  • Henpicked has some good advice about speaking to your manager about menopause. 
  • The free Balance app allows you to track your symptoms, access personalised expert content, download a Health Report, share stories in the community and lots more. The app has lots of very good feedback and is brought to you by renowned menopause specialist, Dr Louise Newson and the thousands of people who’ve shared their perimenopause and menopause insights.
  • The NHS web pages have information and advice about menopause. 
  • Guidance from the Faculty of Occupational Medicine of the Royal College of Physicians suggests the following:
    • Find out more about the menopause from available sources of information
    • See your GP for advice on available treatment options.
    • Discuss your practical needs with your line manager, HR or another manager you feel comfortable talking to.
    • Use technology where this is helpful, e.g. for reminders or note-taking.
    • If those you work with are supportive, this can make a big difference. Talk about your symptoms and solutions with colleagues, particularly those who are also experiencing symptoms, use humour to deflect embarrassment, and work out your preferred coping strategies and working patterns.
    • Avoid hot flush triggers (such as hot food and drinks), especially before presentations or meetings.
    • Consider relaxation techniques such as mindfulness and other potentially helpful techniques such as cognitive behavioural therapy, as these can help reduce the impact of symptoms.
    • Consider lifestyle changes such as weight reduction, smoking cessation and exercise.

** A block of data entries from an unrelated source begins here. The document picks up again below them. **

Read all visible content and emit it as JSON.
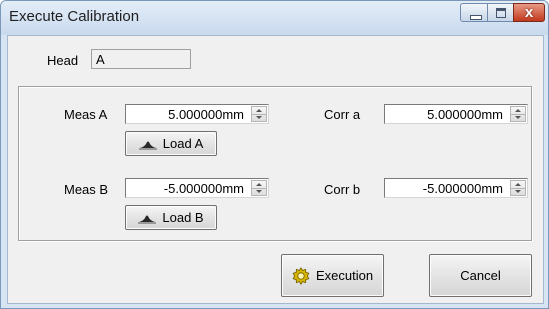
{
  "window": {
    "title": "Execute Calibration",
    "controls": [
      "minimize",
      "maximize",
      "close"
    ]
  },
  "head": {
    "label": "Head",
    "value": "A"
  },
  "measurements": {
    "meas_a": {
      "label": "Meas A",
      "value": "5.000000mm"
    },
    "meas_b": {
      "label": "Meas B",
      "value": "-5.000000mm"
    },
    "corr_a": {
      "label": "Corr a",
      "value": "5.000000mm"
    },
    "corr_b": {
      "label": "Corr b",
      "value": "-5.000000mm"
    }
  },
  "buttons": {
    "load_a": "Load A",
    "load_b": "Load B",
    "execution": "Execution",
    "cancel": "Cancel"
  },
  "icons": {
    "load": "surface-profile-icon",
    "execution": "gear-icon",
    "close_glyph": "x"
  },
  "colors": {
    "titlebar": "#d6e4f3",
    "close_button": "#c2391d",
    "client_bg": "#f0f0f0"
  }
}
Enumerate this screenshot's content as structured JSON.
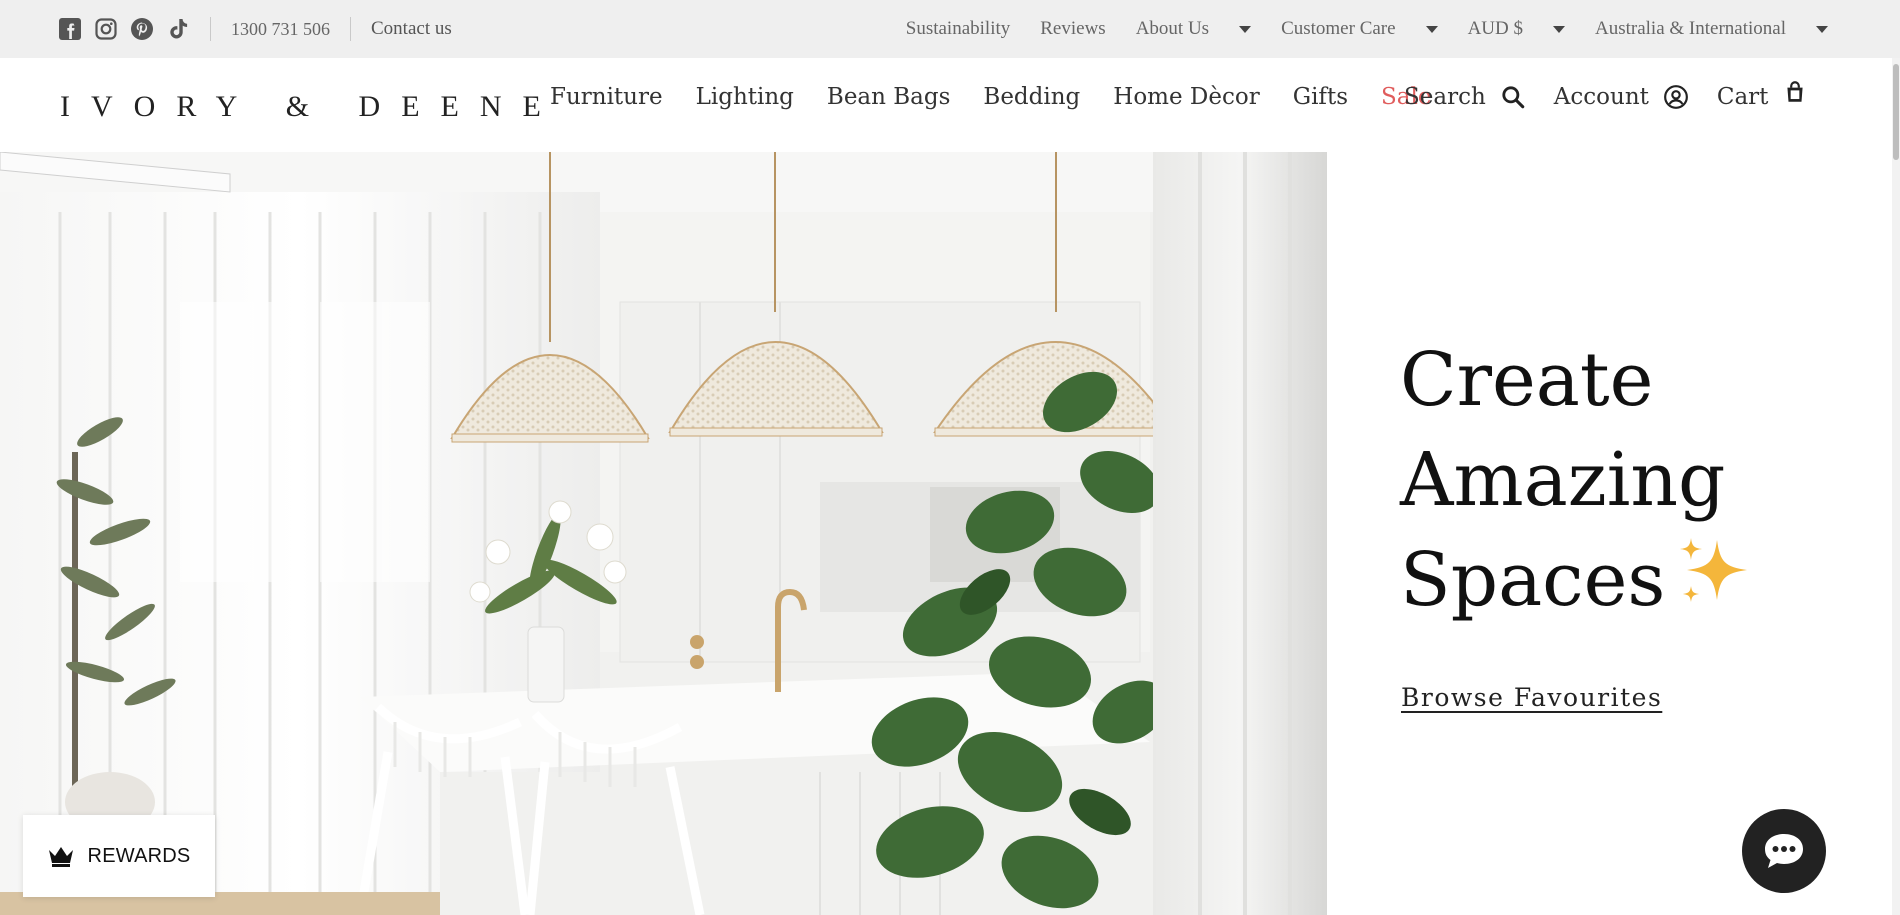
{
  "topbar": {
    "social_icons": [
      "facebook-icon",
      "instagram-icon",
      "pinterest-icon",
      "tiktok-icon"
    ],
    "phone": "1300 731 506",
    "contact": "Contact us",
    "links": {
      "sustainability": "Sustainability",
      "reviews": "Reviews",
      "about": "About Us",
      "customer_care": "Customer Care",
      "currency": "AUD $",
      "region": "Australia & International"
    }
  },
  "header": {
    "logo": "IVORY & DEENE",
    "nav": {
      "furniture": "Furniture",
      "lighting": "Lighting",
      "bean_bags": "Bean Bags",
      "bedding": "Bedding",
      "home_decor": "Home Dècor",
      "gifts": "Gifts",
      "sale": "Sale"
    },
    "search": "Search",
    "account": "Account",
    "cart": "Cart"
  },
  "hero": {
    "headline_line1": "Create",
    "headline_line2": "Amazing",
    "headline_line3": "Spaces",
    "cta": "Browse Favourites"
  },
  "widgets": {
    "rewards": "REWARDS",
    "chat_icon": "chat-bubble-icon"
  },
  "colors": {
    "topbar_bg": "#efefef",
    "sale": "#e05c5c",
    "sparkle": "#f4b63b",
    "chat_bg": "#222222"
  }
}
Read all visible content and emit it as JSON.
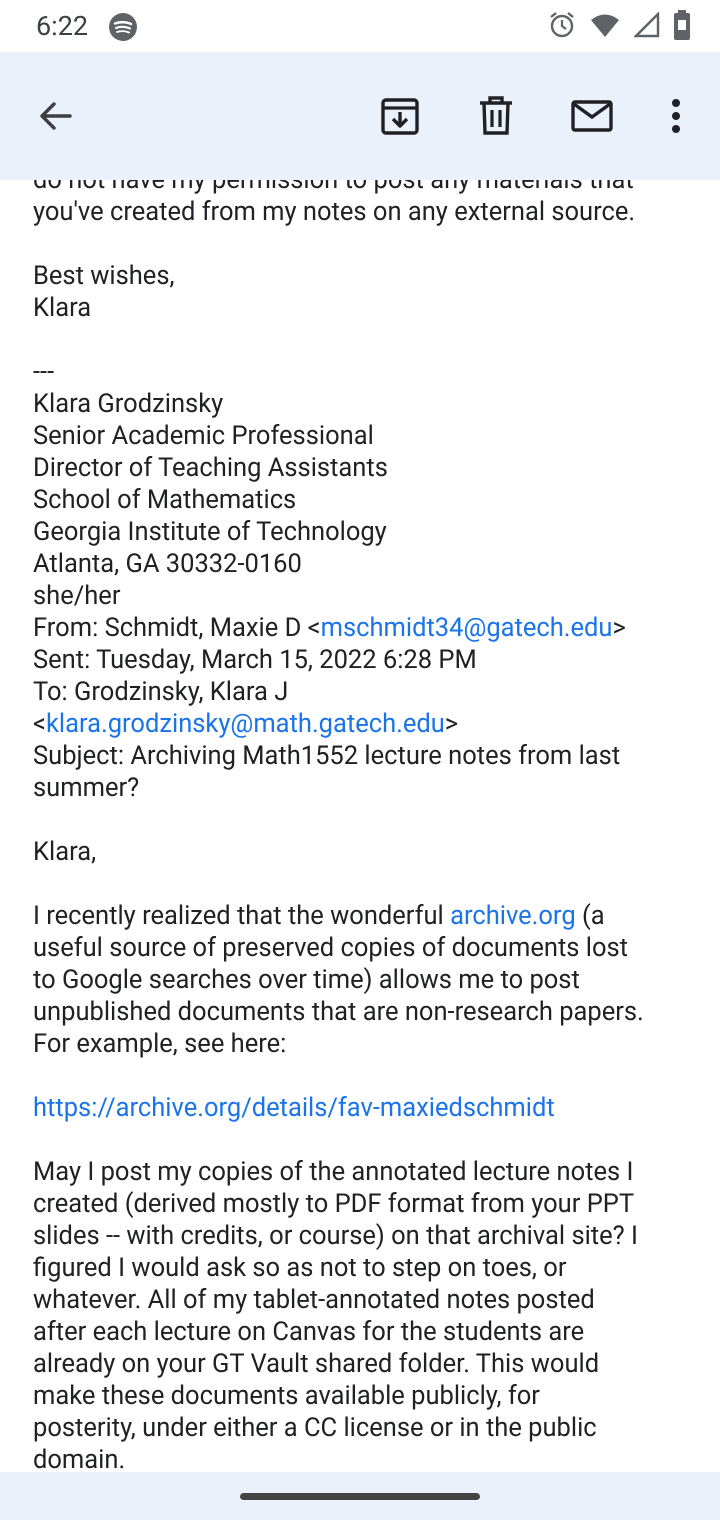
{
  "status": {
    "time": "6:22"
  },
  "icons": {
    "spotify": "spotify-icon",
    "alarm": "alarm-icon",
    "wifi": "wifi-icon",
    "signal": "signal-icon",
    "battery": "battery-icon",
    "back": "arrow-back-icon",
    "archive": "archive-icon",
    "delete": "trash-icon",
    "mail": "mail-icon",
    "more": "more-vert-icon"
  },
  "colors": {
    "toolbar": "#eaf1fb",
    "link": "#1a73e8"
  },
  "email": {
    "cut_line": "do not have my permission to post any materials that",
    "line1": "you've created from my notes on any external source.",
    "closing": "Best wishes,",
    "closing_name": "Klara",
    "sig_sep": "---",
    "sig": [
      "Klara Grodzinsky",
      "Senior Academic Professional",
      "Director of Teaching Assistants",
      "School of Mathematics",
      "Georgia Institute of Technology",
      "Atlanta, GA 30332-0160",
      "she/her"
    ],
    "from_prefix": "From: Schmidt, Maxie D <",
    "from_email": "mschmidt34@gatech.edu",
    "from_suffix": ">",
    "sent": "Sent: Tuesday, March 15, 2022 6:28 PM",
    "to_line": "To: Grodzinsky, Klara J",
    "to_prefix": "<",
    "to_email": "klara.grodzinsky@math.gatech.edu",
    "to_suffix": ">",
    "subject_1": "Subject: Archiving Math1552 lecture notes from last",
    "subject_2": "summer?",
    "greeting": "Klara,",
    "p1_a": "I recently realized that the wonderful ",
    "p1_link": "archive.org",
    "p1_b": " (a",
    "p1_lines": [
      "useful source of preserved copies of documents lost",
      "to Google searches over time) allows me to post",
      "unpublished documents that are non-research papers.",
      "For example, see here:"
    ],
    "url": "https://archive.org/details/fav-maxiedschmidt",
    "p2_lines": [
      "May I post my copies of the annotated lecture notes I",
      "created (derived mostly to PDF format from your PPT",
      "slides -- with credits, or course) on that archival site? I",
      "figured I would ask so as not to step on toes, or",
      "whatever. All of my tablet-annotated notes posted",
      "after each lecture on Canvas for the students are",
      "already on your GT Vault shared folder. This would",
      "make these documents available publicly, for",
      "posterity, under either a CC license or in the public",
      "domain."
    ]
  }
}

Books

At the last Menopause Cafe several books were recommended by the facilitator and other participants. You may wish to have a look at these. If you have any others you would like us to add please email us at ColleagueWellbeing@exeter.ac.uk.

Ageing books

Menopause books

  • Managing Hot flushes – Myra Hunter and Melanie Smith
  • Menopause – Deborah Garlick
  • Menopause: All you need to know in one concise manual - Dr Louise Newson